Home Economics: 'I'm a pensioner and would like to rent out a room in my home. Do I have to report the rent I earn?'
Q I bought a Section 23 property in 2005 on which I claimed the relevant tax relief at the time. This property now has losses in excess of €100,000. I have a second property which has a gain of a similar amount. I would like to sell these properties to my son but will I be able to offset the loss against the capital gain or does the Section 23 tax break affect this?
A. The loss you are referring to is known Case V loss, which is rental loss.
Eileen Devereux, commercial director with Taxback.com says: "As you may be aware, Section 23 relief means that if you incurred a qualifying expenditure, the full cost of expenditure could be set of against your rental income. So, in your case the excess (Case V loss) could be carried forward to cover future rental income profits (Case V income).
There is a clawback provision which kicks in if the Section 23 property is disposed of within 10 years.
However, in your case, you will be disposing of the property after the relevant 10-year period so there will be no clawback of the relief.
However, losses incurred under Section 23 relief are not an allowable deduction against Capital Gains Tax, and so the full cost of property would be used when computing the capital gains tax liability."
Q I am living on the old age pension and could do with some extra income. It has been suggested to me that I can rent out a room in my home and keep all of the rent from this without paying tax on it. However, do I have to report it, and how does it work? It would be very helpful to me as I have a room which would be suitable in this regard and could also do with the company.
A Rent-a-Room relief does indeed allow you to earn up to €14,000 a year without registering as a landlord, providing a rent book or indeed, paying income tax on the earnings. For you to qualify your home must be located in the State and you must occupy it as your sole residence during the year of assessment. This means that it is your home for the greater part of the year and is where people would normally expect to make contact with you, according to Revenue rules and yes, you must declare it as income on an annual tax return.
However, there is an anomaly, by design, in the rules. You tell me you're on the 'old age' pension, without saying whether it is the Non-Contributory or Contributory pension. This matters, as one is means-tested while the other is not.
Generally speaking if you have additional income of any sort, it can be considered 'means' by the Department of Employment Affairs and Social Protection (DEASP) and your pension reduced.
There are limits to this and derogations from it, which can be found on the department's website (welfare.ie) or at your local Citizen's Information Office. I asked the department how it treats Rent-a-Room income (normally tax exempt) in this case.
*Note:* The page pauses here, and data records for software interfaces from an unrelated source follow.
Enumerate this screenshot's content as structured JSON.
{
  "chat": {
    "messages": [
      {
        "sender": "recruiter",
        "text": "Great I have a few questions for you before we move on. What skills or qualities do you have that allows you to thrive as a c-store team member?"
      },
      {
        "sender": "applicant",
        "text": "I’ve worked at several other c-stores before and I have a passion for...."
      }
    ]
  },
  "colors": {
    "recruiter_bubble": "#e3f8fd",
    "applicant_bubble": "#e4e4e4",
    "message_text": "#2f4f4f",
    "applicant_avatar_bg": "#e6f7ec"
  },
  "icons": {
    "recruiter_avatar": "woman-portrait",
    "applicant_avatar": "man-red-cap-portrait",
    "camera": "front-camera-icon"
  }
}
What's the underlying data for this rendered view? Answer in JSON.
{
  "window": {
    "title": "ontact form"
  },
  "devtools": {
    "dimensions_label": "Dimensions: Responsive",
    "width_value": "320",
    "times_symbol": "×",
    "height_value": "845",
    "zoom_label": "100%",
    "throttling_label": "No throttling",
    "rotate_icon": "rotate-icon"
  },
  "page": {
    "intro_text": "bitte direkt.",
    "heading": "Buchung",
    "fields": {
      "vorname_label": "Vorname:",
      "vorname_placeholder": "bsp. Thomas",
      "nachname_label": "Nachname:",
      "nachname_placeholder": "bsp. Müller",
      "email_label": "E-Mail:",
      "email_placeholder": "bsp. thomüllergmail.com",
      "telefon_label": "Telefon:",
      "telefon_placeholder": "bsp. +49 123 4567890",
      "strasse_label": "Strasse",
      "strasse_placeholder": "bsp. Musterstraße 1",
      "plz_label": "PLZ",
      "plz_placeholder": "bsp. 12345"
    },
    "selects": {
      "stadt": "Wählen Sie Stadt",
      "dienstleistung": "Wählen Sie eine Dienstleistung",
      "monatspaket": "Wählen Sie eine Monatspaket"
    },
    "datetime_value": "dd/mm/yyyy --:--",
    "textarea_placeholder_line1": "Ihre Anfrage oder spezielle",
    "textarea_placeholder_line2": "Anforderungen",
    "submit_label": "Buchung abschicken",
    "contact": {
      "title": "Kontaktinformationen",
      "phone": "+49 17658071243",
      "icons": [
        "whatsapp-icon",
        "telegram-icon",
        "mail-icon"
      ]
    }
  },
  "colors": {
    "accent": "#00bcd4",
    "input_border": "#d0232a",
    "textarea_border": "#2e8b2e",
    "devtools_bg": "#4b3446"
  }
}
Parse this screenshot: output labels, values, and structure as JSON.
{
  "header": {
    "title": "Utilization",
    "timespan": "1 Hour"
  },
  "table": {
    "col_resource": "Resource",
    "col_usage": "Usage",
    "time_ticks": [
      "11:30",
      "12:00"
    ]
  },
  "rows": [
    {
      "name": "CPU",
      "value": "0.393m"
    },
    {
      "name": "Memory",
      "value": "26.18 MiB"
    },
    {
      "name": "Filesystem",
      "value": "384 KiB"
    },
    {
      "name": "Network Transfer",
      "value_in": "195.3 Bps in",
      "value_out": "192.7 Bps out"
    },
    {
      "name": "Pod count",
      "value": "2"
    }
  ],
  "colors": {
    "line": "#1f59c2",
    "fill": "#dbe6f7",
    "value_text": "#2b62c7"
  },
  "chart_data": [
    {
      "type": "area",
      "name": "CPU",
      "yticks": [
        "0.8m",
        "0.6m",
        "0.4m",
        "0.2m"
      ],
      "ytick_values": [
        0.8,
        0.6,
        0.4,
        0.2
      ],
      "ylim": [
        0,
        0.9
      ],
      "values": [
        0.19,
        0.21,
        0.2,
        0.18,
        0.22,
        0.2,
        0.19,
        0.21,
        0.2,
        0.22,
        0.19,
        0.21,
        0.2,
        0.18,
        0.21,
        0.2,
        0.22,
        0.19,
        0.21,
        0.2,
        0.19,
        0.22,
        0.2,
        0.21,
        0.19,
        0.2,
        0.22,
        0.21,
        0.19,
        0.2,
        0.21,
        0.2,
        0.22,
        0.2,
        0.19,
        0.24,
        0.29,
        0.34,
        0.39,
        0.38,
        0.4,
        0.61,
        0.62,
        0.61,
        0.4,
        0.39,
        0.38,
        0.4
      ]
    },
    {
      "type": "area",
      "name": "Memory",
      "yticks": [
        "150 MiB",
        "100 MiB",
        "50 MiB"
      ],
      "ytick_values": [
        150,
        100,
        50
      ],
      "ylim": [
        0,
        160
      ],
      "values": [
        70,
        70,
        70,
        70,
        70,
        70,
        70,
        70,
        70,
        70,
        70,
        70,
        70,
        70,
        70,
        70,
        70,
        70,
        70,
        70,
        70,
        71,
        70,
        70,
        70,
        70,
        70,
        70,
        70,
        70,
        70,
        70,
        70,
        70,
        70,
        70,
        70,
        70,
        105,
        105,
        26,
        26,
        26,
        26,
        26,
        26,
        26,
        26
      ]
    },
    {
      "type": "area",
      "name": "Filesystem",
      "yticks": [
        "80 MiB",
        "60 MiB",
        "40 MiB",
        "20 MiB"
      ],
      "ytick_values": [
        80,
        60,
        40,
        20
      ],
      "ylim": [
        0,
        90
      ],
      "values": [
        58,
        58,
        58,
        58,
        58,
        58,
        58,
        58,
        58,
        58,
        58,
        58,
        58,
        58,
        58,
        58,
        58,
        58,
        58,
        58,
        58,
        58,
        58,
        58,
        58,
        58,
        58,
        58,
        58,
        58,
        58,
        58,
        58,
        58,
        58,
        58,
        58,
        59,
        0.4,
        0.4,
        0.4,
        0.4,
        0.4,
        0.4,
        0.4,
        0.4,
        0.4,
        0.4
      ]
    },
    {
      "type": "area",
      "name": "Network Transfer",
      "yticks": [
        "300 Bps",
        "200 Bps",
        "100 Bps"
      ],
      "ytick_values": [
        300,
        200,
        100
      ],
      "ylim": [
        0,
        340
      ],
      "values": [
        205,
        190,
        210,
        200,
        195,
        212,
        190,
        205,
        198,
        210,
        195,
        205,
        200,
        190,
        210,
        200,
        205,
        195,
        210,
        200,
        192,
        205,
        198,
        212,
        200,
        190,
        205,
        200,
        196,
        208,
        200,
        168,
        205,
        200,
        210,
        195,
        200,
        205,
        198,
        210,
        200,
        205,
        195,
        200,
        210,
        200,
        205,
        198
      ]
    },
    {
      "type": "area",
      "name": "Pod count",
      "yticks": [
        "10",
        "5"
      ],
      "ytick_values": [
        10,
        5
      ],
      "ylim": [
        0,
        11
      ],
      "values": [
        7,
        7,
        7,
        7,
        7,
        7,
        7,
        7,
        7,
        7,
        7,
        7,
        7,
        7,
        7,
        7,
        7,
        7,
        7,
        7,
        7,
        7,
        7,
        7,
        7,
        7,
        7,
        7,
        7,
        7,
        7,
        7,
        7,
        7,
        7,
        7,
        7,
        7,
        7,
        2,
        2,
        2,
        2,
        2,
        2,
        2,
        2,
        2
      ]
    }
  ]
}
Its response? "While in general, recipients of means-tested social assistance payments from DEASP will have any rental income they receive assessed as means and this may affect their payment, recipients of State Pension (Non-Contributory), Widow's/Widower's or Surviving Civil Partner's (Non-Contributory) Pension will not have rental income assessed as means, where they would be living alone unless they rented out a room in their home."
What this should mean is that if you are currently living alone the additional income won't matter, however, it's not entirely clear from your letter whether or not you are married, and if so, then it could certainly be taken into account.
As an aside, the rent can include utilities, laundry etc, and if you are taking in a lodger it's a good idea to set out strict ground rules on what you are providing (or not), and how you feel about guests staying, loud music, comings and goings and those other things that may annoy you in time.
Email your questions to firstname.lastname@example.org
The Ryan Review
The Credit Union Registrar's recent speech to CUDA (Credit Union Development Association) was high on regulation and low on the prospect of community lenders becoming the mortgage provider of choice.
While restructuring since 2013 has seen 135 (34pc of the total) merged (a minority by shotgun wedding), Patrick Casey warned that even though 54 credit unions now have assets over €100m (up from 28), the cost income metrics remain 'very high' meaning the sector still has much to do to before it can join the big league lenders. The timing of his speech is significant given that he is now in receipt of submissions under the consultation paper (CP125) which the sector hopes will allow them a broader remit on long-term lending for property, up to 15pc of total assets, rather than 15pc of their loan book, which pertains currently.
In truth, many don't want to touch mortgages with a barge pole, however the absence of a Common Bond means that the smaller operators cannot kick underwriting or big loan applications upwards to another, better resourced provider, which is daft.
Casey's view that "only the larger stronger credit unions will be capable of demonstrating the necessary scale, available resources and competence/capability required" may not be what the sector wants to hear, but on this one, he's right.